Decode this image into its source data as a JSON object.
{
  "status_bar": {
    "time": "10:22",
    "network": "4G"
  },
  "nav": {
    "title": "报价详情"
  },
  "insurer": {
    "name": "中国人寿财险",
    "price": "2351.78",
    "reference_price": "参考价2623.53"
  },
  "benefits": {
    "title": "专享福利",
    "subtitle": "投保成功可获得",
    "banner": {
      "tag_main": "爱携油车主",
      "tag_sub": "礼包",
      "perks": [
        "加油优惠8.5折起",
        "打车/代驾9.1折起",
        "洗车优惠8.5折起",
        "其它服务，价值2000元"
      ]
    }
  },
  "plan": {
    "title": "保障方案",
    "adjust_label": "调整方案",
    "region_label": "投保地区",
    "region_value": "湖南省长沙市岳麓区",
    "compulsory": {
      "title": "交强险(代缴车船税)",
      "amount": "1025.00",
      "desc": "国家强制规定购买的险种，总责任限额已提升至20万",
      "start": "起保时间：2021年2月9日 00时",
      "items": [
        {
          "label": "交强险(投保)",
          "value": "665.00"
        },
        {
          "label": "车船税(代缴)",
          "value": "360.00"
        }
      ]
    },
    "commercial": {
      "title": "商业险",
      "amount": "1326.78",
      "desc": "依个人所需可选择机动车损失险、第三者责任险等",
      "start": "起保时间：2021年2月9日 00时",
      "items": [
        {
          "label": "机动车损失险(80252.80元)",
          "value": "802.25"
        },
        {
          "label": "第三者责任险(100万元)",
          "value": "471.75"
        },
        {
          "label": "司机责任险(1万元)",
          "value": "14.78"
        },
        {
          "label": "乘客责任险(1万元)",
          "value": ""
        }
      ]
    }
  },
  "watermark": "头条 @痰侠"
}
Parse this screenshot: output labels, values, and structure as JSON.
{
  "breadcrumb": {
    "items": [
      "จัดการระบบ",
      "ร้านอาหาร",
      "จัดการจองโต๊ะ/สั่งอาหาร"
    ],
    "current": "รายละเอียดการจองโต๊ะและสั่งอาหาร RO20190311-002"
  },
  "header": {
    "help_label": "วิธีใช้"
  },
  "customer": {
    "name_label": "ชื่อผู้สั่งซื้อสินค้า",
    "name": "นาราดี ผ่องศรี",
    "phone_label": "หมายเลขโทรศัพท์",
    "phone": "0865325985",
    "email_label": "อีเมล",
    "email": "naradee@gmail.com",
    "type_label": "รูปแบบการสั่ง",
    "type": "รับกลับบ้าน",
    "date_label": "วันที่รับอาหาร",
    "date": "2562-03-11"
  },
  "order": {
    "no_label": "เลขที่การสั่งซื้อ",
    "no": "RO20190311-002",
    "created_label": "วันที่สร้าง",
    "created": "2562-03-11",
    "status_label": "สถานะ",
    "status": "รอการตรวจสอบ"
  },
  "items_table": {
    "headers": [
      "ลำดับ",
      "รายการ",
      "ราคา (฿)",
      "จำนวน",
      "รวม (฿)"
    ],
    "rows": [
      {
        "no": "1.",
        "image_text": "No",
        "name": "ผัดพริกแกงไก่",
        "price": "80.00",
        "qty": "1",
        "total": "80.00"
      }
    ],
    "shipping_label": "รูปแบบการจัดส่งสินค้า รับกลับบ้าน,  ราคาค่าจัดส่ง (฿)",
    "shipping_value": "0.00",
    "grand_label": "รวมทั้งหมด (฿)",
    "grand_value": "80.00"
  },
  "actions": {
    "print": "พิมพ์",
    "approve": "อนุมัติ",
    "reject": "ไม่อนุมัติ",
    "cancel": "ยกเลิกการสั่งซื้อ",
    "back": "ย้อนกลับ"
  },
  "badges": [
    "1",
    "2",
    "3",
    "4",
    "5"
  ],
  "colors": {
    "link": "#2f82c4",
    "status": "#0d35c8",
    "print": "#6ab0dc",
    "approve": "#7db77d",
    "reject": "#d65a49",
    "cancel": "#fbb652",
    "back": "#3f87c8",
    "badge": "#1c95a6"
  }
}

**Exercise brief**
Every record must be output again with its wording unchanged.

**Answer space**
Decode this image into its source data as a JSON object.
{
  "status_bar": {
    "time": "10:22",
    "network": "4G"
  },
  "nav": {
    "title": "报价详情"
  },
  "insurer": {
    "name": "中国人寿财险",
    "price": "2351.78",
    "reference_price": "参考价2623.53"
  },
  "benefits": {
    "title": "专享福利",
    "subtitle": "投保成功可获得",
    "banner": {
      "tag_main": "爱携油车主",
      "tag_sub": "礼包",
      "perks": [
        "加油优惠8.5折起",
        "打车/代驾9.1折起",
        "洗车优惠8.5折起",
        "其它服务，价值2000元"
      ]
    }
  },
  "plan": {
    "title": "保障方案",
    "adjust_label": "调整方案",
    "region_label": "投保地区",
    "region_value": "湖南省长沙市岳麓区",
    "compulsory": {
      "title": "交强险(代缴车船税)",
      "amount": "1025.00",
      "desc": "国家强制规定购买的险种，总责任限额已提升至20万",
      "start": "起保时间：2021年2月9日 00时",
      "items": [
        {
          "label": "交强险(投保)",
          "value": "665.00"
        },
        {
          "label": "车船税(代缴)",
          "value": "360.00"
        }
      ]
    },
    "commercial": {
      "title": "商业险",
      "amount": "1326.78",
      "desc": "依个人所需可选择机动车损失险、第三者责任险等",
      "start": "起保时间：2021年2月9日 00时",
      "items": [
        {
          "label": "机动车损失险(80252.80元)",
          "value": "802.25"
        },
        {
          "label": "第三者责任险(100万元)",
          "value": "471.75"
        },
        {
          "label": "司机责任险(1万元)",
          "value": "14.78"
        },
        {
          "label": "乘客责任险(1万元)",
          "value": ""
        }
      ]
    }
  },
  "watermark": "头条 @痰侠"
}
Parse this screenshot: output labels, values, and structure as JSON.
{
  "breadcrumb": {
    "items": [
      "จัดการระบบ",
      "ร้านอาหาร",
      "จัดการจองโต๊ะ/สั่งอาหาร"
    ],
    "current": "รายละเอียดการจองโต๊ะและสั่งอาหาร RO20190311-002"
  },
  "header": {
    "help_label": "วิธีใช้"
  },
  "customer": {
    "name_label": "ชื่อผู้สั่งซื้อสินค้า",
    "name": "นาราดี ผ่องศรี",
    "phone_label": "หมายเลขโทรศัพท์",
    "phone": "0865325985",
    "email_label": "อีเมล",
    "email": "naradee@gmail.com",
    "type_label": "รูปแบบการสั่ง",
    "type": "รับกลับบ้าน",
    "date_label": "วันที่รับอาหาร",
    "date": "2562-03-11"
  },
  "order": {
    "no_label": "เลขที่การสั่งซื้อ",
    "no": "RO20190311-002",
    "created_label": "วันที่สร้าง",
    "created": "2562-03-11",
    "status_label": "สถานะ",
    "status": "รอการตรวจสอบ"
  },
  "items_table": {
    "headers": [
      "ลำดับ",
      "รายการ",
      "ราคา (฿)",
      "จำนวน",
      "รวม (฿)"
    ],
    "rows": [
      {
        "no": "1.",
        "image_text": "No",
        "name": "ผัดพริกแกงไก่",
        "price": "80.00",
        "qty": "1",
        "total": "80.00"
      }
    ],
    "shipping_label": "รูปแบบการจัดส่งสินค้า รับกลับบ้าน,  ราคาค่าจัดส่ง (฿)",
    "shipping_value": "0.00",
    "grand_label": "รวมทั้งหมด (฿)",
    "grand_value": "80.00"
  },
  "actions": {
    "print": "พิมพ์",
    "approve": "อนุมัติ",
    "reject": "ไม่อนุมัติ",
    "cancel": "ยกเลิกการสั่งซื้อ",
    "back": "ย้อนกลับ"
  },
  "badges": [
    "1",
    "2",
    "3",
    "4",
    "5"
  ],
  "colors": {
    "link": "#2f82c4",
    "status": "#0d35c8",
    "print": "#6ab0dc",
    "approve": "#7db77d",
    "reject": "#d65a49",
    "cancel": "#fbb652",
    "back": "#3f87c8",
    "badge": "#1c95a6"
  }
}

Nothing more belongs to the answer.